Your company culture is part of your storytelling and how you develop that emotional connection; Apple is seen as bestowing status upon users, another reason why people will wait in an insanely long line for hours.
The important part is that when you espouse a certain culture, you need to back that up by demonstrating it. Apple delivers on sleek innovation. Tom’s Shoes enhances a culture of caring and responsibility by sharing stories of how they give back. Develop your company culture and the stories behind it—bland doesn’t get fans, and espoused culture without stories to back it up soon gets outed as a fraud.
What If I’m In A “Boring” Industry?
I know what you’re thinking. “But my product is nowhere near as sexy as dishwashing detergent or an iPhone, how can I tell a story?” Fair enough, it may be a bit more of a creative stretch, but there are plenty of examples of businesses in unsexy industries who have nailed it with their storytelling.
Let’s look at a few examples:
A CRM tool does not ignite excitement in most people, but by introducing customer stories rather than focusing on its utilitarian nature, Salesforce manages to go from bland to buzz.
This is a very simple strategy which most brands could find a way to mimic; what are the true stories behind how your customers use your product? In this way, Salesforce has set itself up as a driving force in the B2B community.
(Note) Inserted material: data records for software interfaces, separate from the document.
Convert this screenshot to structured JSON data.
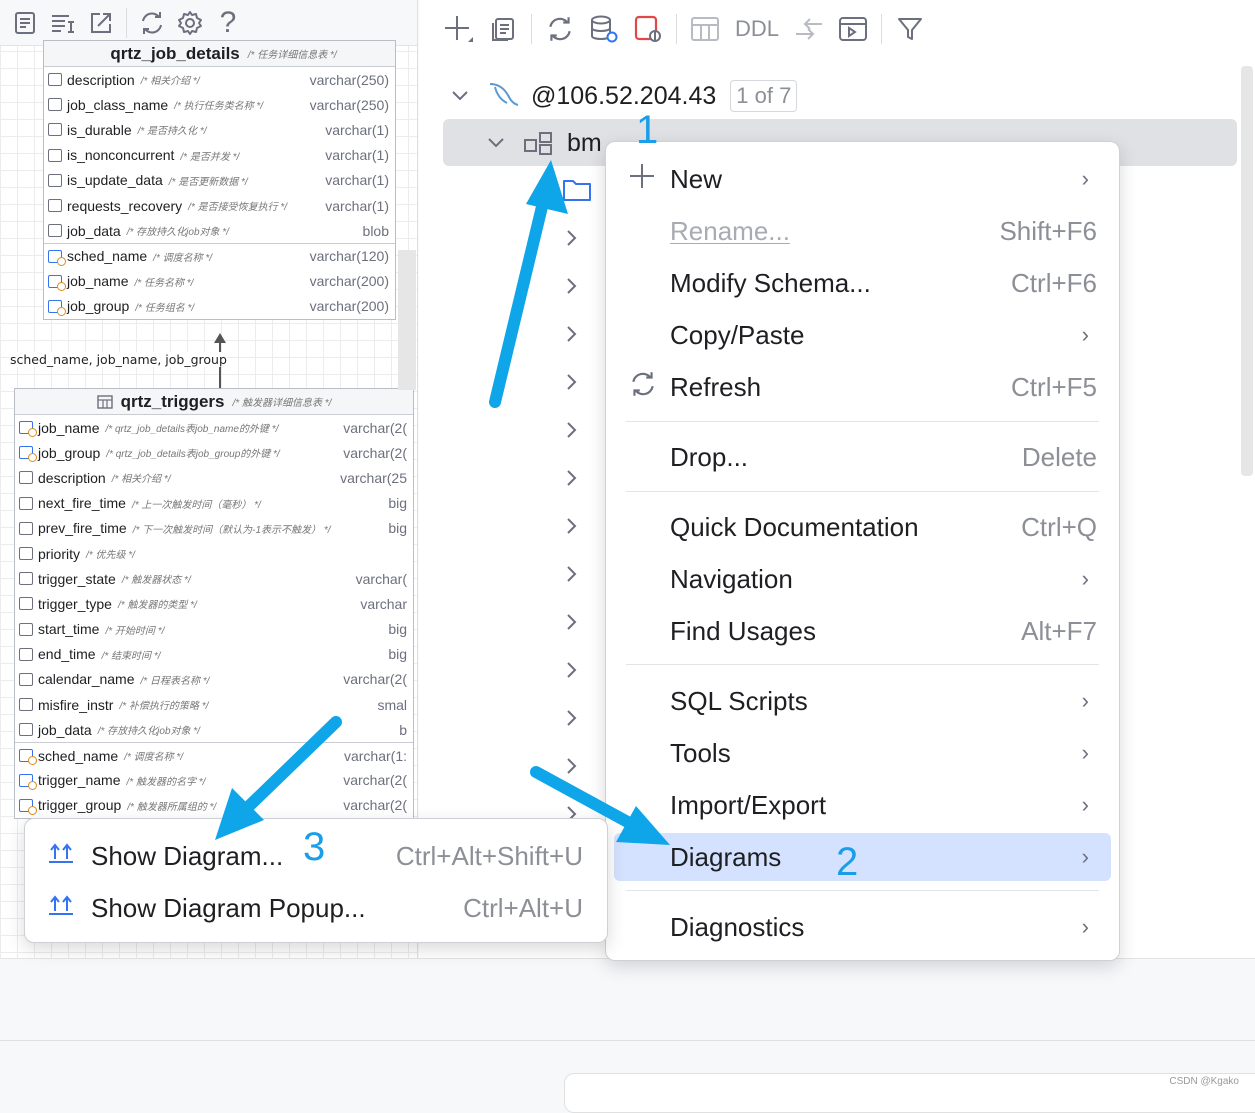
{
  "left_toolbar": {
    "icons": [
      "document-icon",
      "text-format-icon",
      "export-icon",
      "refresh-icon",
      "settings-icon",
      "help-icon"
    ]
  },
  "diagram": {
    "table1": {
      "name": "qrtz_job_details",
      "comment": "/* 任务详细信息表 */",
      "columns": [
        {
          "name": "description",
          "comment": "/* 相关介绍 */",
          "type": "varchar(250)",
          "key": false
        },
        {
          "name": "job_class_name",
          "comment": "/* 执行任务类名称 */",
          "type": "varchar(250)",
          "key": false
        },
        {
          "name": "is_durable",
          "comment": "/* 是否持久化 */",
          "type": "varchar(1)",
          "key": false
        },
        {
          "name": "is_nonconcurrent",
          "comment": "/* 是否并发 */",
          "type": "varchar(1)",
          "key": false
        },
        {
          "name": "is_update_data",
          "comment": "/* 是否更新数据 */",
          "type": "varchar(1)",
          "key": false
        },
        {
          "name": "requests_recovery",
          "comment": "/* 是否接受恢复执行 */",
          "type": "varchar(1)",
          "key": false
        },
        {
          "name": "job_data",
          "comment": "/* 存放持久化job对象 */",
          "type": "blob",
          "key": false
        },
        {
          "name": "sched_name",
          "comment": "/* 调度名称 */",
          "type": "varchar(120)",
          "key": true
        },
        {
          "name": "job_name",
          "comment": "/* 任务名称 */",
          "type": "varchar(200)",
          "key": true
        },
        {
          "name": "job_group",
          "comment": "/* 任务组名 */",
          "type": "varchar(200)",
          "key": true
        }
      ]
    },
    "relation_label": "sched_name, job_name, job_group",
    "table2": {
      "name": "qrtz_triggers",
      "comment": "/* 触发器详细信息表 */",
      "columns": [
        {
          "name": "job_name",
          "comment": "/* qrtz_job_details表job_name的外键 */",
          "type": "varchar(2(",
          "key": true
        },
        {
          "name": "job_group",
          "comment": "/* qrtz_job_details表job_group的外键 */",
          "type": "varchar(2(",
          "key": true
        },
        {
          "name": "description",
          "comment": "/* 相关介绍 */",
          "type": "varchar(25",
          "key": false
        },
        {
          "name": "next_fire_time",
          "comment": "/* 上一次触发时间（毫秒） */",
          "type": "big",
          "key": false
        },
        {
          "name": "prev_fire_time",
          "comment": "/* 下一次触发时间（默认为-1表示不触发） */",
          "type": "big",
          "key": false
        },
        {
          "name": "priority",
          "comment": "/* 优先级 */",
          "type": "",
          "key": false
        },
        {
          "name": "trigger_state",
          "comment": "/* 触发器状态 */",
          "type": "varchar(",
          "key": false
        },
        {
          "name": "trigger_type",
          "comment": "/* 触发器的类型 */",
          "type": "varchar",
          "key": false
        },
        {
          "name": "start_time",
          "comment": "/* 开始时间 */",
          "type": "big",
          "key": false
        },
        {
          "name": "end_time",
          "comment": "/* 结束时间 */",
          "type": "big",
          "key": false
        },
        {
          "name": "calendar_name",
          "comment": "/* 日程表名称 */",
          "type": "varchar(2(",
          "key": false
        },
        {
          "name": "misfire_instr",
          "comment": "/* 补偿执行的策略 */",
          "type": "smal",
          "key": false
        },
        {
          "name": "job_data",
          "comment": "/* 存放持久化job对象 */",
          "type": "b",
          "key": false
        },
        {
          "name": "sched_name",
          "comment": "/* 调度名称 */",
          "type": "varchar(1:",
          "key": true
        },
        {
          "name": "trigger_name",
          "comment": "/* 触发器的名字 */",
          "type": "varchar(2(",
          "key": true
        },
        {
          "name": "trigger_group",
          "comment": "/* 触发器所属组的 */",
          "type": "varchar(2(",
          "key": true
        }
      ]
    }
  },
  "right_toolbar": {
    "ddl_label": "DDL"
  },
  "tree": {
    "host": "@106.52.204.43",
    "host_badge": "1 of 7",
    "schema": "bm"
  },
  "context_menu": {
    "items": [
      {
        "label": "New",
        "shortcut": "",
        "submenu": true
      },
      {
        "label": "Rename...",
        "shortcut": "Shift+F6",
        "submenu": false,
        "disabled": true
      },
      {
        "label": "Modify Schema...",
        "shortcut": "Ctrl+F6",
        "submenu": false
      },
      {
        "label": "Copy/Paste",
        "shortcut": "",
        "submenu": true
      },
      {
        "label": "Refresh",
        "shortcut": "Ctrl+F5",
        "submenu": false
      },
      {
        "label": "Drop...",
        "shortcut": "Delete",
        "submenu": false
      },
      {
        "label": "Quick Documentation",
        "shortcut": "Ctrl+Q",
        "submenu": false
      },
      {
        "label": "Navigation",
        "shortcut": "",
        "submenu": true
      },
      {
        "label": "Find Usages",
        "shortcut": "Alt+F7",
        "submenu": false
      },
      {
        "label": "SQL Scripts",
        "shortcut": "",
        "submenu": true
      },
      {
        "label": "Tools",
        "shortcut": "",
        "submenu": true
      },
      {
        "label": "Import/Export",
        "shortcut": "",
        "submenu": true
      },
      {
        "label": "Diagrams",
        "shortcut": "",
        "submenu": true,
        "selected": true
      },
      {
        "label": "Diagnostics",
        "shortcut": "",
        "submenu": true
      }
    ]
  },
  "submenu": {
    "items": [
      {
        "label": "Show Diagram...",
        "shortcut": "Ctrl+Alt+Shift+U"
      },
      {
        "label": "Show Diagram Popup...",
        "shortcut": "Ctrl+Alt+U"
      }
    ]
  },
  "annotations": {
    "step1": "1",
    "step2": "2",
    "step3": "3",
    "arrow_color": "#0ea5e9"
  },
  "watermark": "CSDN @Kgako",
  "colors": {
    "accent": "#3574f0",
    "selection": "#d4e2ff"
  }
}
Ok, some people might get excited by a search engine, but usually it’s not because of the tool itself, it’s because of the possibilities that the tool opens up. Rather than simply saying “you can search for things”, Google has brought real stories to life such as this example showing a grandfather being able to meet his childhood friend for the first time since 1947.
H & R Block
Ok, when did taxes become popular? H & R Block has a Facebook page with over 393,000 fans and receives a high level of engagement across their posts. Apart from helpful, timely advice for the tax season, they tap into the psyche of their audience with posts that provoke thought, such as their “Battle of the Budgets” series.
Visual storytelling is very effective if you can pull it off with a good strategy. Think being a B2B company on Instagram is difficult? CBRE are in commercial real estate, not the most scintillating of topics, yet they have almost 8,000 fans and are getting a lot of post engagement.
Just check out the description for their Instagram account:
“The buildings, spaces and people that inspire us to transform real estate into real advantage.”
Their visual storytelling uses high-quality images of stunning cityscapes and buildings.
This is an example of a company who does a great job of conveying stories about their company culture. When a business does this successfully, it naturally draws in fans who want to be a part of its culture. Whether that includes your fun office environment, how you encourage innovation, how your staff are able to work remotely and snowboard during regular work hours, or how you are giving back to your community, find the stories that will resonate with your customers.
Air New Zealand
Ok, the airline industry itself is not really “boring”, but one of their most important pieces of content often goes ignored by bored passengers—the safety video. Air New Zealand has become well known for turning its safety videos into engaging, often amusing stories which draw the attention of the audience. What necessary pieces of content do you have that could be spiced up through storytelling?
Storytelling works because it is more engaging than hearing about facts, statistics, or the bare features of your product. A well-told story provokes an emotional connection which can make customers truly resonate with your brand.
If you would like to build your own tribe of loyal followers, find those stories that will impact them and show, don’t tell. Your stories can be across any platform where your audience is found and in any medium. Try blog content, video, visual storytelling, audio, or short clips on social media which pique interest.
Most importantly, be that story which you put out to your clients. Engagement will come when the interaction is genuine.